━━━ Data section

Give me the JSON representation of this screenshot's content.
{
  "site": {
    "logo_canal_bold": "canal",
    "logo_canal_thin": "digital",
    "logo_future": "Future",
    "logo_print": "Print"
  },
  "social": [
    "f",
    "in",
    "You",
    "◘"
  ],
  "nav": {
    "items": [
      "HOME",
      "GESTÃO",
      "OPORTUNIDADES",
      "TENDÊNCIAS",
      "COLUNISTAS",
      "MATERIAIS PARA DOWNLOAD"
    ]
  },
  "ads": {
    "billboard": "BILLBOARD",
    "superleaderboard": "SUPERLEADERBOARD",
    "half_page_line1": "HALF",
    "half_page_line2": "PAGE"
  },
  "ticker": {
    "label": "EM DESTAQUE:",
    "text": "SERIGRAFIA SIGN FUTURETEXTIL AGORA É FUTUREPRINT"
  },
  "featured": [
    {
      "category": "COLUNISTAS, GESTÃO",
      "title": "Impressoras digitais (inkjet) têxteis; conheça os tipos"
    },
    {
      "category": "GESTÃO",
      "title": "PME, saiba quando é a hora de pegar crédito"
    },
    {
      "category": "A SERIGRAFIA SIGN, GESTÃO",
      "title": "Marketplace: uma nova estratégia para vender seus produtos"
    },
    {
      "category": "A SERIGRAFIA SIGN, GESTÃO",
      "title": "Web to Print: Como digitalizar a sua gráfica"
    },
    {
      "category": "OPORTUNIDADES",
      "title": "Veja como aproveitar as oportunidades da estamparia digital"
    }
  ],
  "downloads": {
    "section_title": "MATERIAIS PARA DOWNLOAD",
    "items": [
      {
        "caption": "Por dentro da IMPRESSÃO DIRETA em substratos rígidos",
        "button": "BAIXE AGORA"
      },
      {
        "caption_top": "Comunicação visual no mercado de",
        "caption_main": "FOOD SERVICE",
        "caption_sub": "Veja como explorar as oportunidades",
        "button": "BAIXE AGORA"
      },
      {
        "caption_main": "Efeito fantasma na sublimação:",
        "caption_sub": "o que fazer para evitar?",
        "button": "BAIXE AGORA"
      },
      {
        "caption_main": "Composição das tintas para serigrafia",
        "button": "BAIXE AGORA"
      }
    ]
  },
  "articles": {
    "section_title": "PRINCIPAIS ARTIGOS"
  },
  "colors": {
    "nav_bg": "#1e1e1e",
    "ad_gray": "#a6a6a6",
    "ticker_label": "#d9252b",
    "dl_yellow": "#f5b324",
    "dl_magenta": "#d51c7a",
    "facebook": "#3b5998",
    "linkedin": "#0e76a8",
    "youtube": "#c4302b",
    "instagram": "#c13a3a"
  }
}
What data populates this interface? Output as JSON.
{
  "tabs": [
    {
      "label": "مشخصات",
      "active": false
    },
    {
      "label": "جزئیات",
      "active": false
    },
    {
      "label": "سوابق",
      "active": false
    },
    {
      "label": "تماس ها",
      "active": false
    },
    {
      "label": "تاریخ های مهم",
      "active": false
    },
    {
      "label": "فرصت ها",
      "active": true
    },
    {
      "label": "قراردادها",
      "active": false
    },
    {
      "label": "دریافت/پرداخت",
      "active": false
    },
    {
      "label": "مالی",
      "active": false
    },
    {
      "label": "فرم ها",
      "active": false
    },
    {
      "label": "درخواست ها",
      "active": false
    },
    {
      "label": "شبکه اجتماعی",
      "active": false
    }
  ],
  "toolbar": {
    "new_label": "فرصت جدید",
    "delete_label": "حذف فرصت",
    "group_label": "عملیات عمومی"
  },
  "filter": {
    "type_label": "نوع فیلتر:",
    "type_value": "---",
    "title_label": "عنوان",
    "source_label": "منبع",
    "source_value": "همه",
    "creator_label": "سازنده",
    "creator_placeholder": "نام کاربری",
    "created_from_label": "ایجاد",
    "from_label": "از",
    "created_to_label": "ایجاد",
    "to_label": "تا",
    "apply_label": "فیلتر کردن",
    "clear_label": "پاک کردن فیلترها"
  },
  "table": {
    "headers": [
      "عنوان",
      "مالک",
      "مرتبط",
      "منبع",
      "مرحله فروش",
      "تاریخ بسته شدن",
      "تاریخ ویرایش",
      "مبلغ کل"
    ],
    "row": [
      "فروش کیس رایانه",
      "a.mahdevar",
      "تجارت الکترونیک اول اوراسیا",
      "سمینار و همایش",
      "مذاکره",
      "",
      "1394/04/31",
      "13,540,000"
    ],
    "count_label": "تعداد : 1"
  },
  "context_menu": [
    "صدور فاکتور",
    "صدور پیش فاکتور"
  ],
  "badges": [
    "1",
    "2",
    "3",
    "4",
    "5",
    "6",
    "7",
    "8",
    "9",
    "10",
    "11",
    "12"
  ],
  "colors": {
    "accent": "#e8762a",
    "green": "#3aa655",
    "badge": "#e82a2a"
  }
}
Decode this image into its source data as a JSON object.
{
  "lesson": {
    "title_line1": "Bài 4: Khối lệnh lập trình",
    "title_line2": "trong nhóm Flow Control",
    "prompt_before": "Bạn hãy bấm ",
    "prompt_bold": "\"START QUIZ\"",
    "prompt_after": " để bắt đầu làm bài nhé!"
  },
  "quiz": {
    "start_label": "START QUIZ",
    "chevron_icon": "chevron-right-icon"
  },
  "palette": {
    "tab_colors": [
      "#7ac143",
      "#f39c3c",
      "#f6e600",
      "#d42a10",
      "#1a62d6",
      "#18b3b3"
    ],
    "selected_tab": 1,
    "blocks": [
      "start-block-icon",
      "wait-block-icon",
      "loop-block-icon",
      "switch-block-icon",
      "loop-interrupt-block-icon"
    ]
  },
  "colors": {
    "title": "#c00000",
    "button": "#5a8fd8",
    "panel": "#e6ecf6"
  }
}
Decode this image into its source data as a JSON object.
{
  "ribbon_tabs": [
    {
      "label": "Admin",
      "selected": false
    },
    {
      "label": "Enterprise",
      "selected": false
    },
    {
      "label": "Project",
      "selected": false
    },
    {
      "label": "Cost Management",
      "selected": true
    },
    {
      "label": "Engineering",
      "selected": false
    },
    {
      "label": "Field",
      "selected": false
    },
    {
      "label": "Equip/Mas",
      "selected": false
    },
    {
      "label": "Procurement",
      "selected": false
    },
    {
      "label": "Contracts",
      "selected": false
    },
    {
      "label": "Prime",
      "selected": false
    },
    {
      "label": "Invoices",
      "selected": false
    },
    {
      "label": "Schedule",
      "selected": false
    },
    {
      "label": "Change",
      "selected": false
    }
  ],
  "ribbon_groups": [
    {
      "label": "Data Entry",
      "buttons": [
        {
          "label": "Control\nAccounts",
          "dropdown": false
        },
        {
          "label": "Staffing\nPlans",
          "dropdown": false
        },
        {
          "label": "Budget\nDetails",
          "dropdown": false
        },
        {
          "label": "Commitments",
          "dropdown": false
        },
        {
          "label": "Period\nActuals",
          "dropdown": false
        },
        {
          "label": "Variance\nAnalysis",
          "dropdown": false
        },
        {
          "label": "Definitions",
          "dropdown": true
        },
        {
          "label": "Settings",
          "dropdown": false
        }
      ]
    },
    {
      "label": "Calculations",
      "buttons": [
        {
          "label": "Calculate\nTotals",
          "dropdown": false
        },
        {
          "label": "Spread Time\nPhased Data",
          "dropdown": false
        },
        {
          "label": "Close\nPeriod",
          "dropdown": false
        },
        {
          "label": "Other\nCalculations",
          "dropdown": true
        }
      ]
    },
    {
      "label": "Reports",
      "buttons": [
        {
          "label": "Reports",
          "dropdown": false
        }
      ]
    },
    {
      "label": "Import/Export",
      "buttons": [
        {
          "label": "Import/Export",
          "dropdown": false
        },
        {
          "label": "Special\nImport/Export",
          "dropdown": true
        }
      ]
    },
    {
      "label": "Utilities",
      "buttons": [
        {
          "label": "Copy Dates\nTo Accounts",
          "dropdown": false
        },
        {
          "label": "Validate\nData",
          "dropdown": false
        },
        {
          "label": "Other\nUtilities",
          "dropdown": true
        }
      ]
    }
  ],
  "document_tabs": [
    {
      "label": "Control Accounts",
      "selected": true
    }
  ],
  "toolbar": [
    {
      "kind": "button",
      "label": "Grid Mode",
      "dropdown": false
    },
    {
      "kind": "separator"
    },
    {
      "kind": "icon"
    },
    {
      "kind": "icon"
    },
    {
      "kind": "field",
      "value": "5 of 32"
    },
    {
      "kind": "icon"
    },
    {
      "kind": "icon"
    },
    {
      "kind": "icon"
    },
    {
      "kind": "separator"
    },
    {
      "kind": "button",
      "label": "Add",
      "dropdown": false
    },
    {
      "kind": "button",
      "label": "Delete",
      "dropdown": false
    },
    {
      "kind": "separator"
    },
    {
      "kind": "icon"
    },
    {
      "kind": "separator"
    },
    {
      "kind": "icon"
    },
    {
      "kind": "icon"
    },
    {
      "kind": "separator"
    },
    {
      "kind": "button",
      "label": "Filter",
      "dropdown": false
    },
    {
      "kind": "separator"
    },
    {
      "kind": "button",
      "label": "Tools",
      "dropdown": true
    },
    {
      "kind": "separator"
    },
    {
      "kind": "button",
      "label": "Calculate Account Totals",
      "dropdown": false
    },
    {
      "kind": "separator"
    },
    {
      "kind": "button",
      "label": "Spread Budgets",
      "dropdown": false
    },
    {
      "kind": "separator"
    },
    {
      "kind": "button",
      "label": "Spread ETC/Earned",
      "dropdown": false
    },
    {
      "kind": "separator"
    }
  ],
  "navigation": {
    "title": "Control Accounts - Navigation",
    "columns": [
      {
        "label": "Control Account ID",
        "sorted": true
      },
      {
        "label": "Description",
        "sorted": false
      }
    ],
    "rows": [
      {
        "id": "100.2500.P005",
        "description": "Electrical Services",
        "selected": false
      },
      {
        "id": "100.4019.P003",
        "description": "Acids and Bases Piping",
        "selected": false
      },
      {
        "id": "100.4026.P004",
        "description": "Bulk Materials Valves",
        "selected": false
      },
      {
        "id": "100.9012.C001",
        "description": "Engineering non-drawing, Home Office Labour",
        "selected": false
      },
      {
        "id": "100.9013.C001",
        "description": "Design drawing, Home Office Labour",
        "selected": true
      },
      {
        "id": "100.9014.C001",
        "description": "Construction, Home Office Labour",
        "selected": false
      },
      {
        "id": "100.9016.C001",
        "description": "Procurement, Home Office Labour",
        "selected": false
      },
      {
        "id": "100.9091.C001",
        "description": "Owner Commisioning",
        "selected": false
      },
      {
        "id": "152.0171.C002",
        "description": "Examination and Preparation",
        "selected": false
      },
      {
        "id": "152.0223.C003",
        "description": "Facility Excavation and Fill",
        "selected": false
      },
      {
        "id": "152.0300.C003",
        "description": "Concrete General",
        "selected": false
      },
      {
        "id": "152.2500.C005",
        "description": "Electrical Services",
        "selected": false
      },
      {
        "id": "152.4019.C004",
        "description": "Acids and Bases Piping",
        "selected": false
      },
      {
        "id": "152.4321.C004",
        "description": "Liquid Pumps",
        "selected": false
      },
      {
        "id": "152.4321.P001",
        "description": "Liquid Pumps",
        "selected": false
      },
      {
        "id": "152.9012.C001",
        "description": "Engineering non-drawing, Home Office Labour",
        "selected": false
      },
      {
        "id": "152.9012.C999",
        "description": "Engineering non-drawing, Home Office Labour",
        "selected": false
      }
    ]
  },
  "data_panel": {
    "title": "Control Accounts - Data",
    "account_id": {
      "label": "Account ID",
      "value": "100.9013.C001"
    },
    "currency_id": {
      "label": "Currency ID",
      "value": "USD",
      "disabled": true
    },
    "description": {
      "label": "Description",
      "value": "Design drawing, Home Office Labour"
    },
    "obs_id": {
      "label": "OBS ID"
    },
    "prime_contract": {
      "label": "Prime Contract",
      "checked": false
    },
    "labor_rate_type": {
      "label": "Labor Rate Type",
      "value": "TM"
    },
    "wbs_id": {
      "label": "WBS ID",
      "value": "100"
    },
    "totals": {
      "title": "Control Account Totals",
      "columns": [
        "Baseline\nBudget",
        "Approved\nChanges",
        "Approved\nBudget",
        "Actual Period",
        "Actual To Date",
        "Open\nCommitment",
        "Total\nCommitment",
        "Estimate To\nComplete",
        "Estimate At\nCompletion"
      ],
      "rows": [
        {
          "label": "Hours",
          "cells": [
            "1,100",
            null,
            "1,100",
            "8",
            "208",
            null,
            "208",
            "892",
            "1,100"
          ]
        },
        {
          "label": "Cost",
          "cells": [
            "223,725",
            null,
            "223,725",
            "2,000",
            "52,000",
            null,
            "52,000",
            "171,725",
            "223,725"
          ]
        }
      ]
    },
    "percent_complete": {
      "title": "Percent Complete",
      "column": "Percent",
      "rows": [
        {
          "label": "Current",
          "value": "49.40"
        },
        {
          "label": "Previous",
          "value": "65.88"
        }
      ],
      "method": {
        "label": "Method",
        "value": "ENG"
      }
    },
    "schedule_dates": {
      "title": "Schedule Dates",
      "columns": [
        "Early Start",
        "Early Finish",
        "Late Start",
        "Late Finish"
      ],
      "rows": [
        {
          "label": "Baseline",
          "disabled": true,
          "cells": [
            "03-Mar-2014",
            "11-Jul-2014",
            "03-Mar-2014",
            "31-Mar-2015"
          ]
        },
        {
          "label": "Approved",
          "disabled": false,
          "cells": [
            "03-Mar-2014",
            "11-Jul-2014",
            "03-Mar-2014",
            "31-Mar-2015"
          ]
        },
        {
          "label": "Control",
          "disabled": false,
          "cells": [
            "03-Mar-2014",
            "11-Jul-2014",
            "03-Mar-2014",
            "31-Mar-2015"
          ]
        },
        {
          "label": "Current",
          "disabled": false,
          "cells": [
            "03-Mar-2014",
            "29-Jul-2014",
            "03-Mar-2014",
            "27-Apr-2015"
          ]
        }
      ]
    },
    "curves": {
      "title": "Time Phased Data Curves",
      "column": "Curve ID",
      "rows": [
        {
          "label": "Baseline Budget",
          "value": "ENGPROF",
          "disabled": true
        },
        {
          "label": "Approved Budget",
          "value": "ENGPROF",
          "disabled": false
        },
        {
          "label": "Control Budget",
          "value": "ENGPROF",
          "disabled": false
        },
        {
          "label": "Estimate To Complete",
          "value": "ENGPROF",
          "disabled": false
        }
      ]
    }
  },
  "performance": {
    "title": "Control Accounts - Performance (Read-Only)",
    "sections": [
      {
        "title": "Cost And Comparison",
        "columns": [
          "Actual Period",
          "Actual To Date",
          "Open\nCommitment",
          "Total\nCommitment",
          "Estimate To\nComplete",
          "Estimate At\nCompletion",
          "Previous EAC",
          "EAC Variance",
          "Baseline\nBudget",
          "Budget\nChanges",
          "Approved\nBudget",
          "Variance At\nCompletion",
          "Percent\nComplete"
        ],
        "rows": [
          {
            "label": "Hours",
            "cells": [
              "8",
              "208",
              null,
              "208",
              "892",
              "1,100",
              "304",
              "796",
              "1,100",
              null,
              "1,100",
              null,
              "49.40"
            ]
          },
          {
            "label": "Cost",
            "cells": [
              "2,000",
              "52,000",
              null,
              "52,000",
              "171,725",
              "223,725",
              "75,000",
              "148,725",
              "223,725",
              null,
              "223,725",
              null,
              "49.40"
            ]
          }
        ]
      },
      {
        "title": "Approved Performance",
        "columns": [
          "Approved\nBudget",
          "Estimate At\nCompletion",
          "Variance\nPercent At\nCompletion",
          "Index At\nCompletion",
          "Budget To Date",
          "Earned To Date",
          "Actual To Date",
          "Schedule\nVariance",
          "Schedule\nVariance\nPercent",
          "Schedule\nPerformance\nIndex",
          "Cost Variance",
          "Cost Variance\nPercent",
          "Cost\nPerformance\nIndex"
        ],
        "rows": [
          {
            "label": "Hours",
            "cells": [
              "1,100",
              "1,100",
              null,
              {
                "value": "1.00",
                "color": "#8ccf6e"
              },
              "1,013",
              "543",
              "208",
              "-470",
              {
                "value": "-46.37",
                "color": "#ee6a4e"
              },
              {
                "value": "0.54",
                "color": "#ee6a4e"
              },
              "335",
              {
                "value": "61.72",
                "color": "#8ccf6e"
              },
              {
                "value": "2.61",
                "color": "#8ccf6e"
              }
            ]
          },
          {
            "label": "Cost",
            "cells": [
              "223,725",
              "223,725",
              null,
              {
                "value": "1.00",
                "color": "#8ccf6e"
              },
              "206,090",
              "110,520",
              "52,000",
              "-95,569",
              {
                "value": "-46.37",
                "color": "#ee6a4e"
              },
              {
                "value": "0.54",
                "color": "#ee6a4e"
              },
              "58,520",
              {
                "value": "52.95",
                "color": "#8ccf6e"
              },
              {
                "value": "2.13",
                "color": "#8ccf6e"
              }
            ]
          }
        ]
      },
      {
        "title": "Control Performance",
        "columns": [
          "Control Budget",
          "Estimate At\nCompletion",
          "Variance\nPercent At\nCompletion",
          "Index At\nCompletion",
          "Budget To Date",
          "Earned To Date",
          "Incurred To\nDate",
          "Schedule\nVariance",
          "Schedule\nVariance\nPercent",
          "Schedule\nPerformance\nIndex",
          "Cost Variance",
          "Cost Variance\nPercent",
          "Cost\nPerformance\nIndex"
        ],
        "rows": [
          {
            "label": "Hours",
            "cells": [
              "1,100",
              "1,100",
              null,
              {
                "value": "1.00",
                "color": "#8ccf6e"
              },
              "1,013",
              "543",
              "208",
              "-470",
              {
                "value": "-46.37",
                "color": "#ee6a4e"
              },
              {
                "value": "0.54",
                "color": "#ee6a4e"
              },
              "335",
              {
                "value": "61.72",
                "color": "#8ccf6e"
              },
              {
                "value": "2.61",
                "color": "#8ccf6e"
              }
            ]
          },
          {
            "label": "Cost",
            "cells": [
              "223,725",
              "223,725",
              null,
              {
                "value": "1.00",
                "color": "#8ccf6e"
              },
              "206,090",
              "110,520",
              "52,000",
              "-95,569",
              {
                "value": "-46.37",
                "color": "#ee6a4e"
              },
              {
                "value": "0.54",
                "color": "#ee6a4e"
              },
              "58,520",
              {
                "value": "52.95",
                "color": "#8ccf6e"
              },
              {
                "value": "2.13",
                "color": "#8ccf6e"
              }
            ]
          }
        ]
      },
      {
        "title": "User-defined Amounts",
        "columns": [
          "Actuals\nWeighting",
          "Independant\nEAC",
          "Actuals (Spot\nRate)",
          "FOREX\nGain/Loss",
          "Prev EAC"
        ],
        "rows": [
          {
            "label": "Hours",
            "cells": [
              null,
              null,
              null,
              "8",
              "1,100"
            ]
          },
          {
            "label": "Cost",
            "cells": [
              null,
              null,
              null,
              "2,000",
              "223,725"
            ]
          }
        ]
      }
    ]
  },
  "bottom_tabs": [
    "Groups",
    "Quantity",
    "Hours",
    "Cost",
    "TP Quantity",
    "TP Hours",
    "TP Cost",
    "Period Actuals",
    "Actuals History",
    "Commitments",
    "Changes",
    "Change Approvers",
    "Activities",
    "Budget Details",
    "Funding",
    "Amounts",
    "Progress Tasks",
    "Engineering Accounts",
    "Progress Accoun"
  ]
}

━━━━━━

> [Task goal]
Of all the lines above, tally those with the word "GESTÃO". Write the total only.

> [Answer to the problem]
5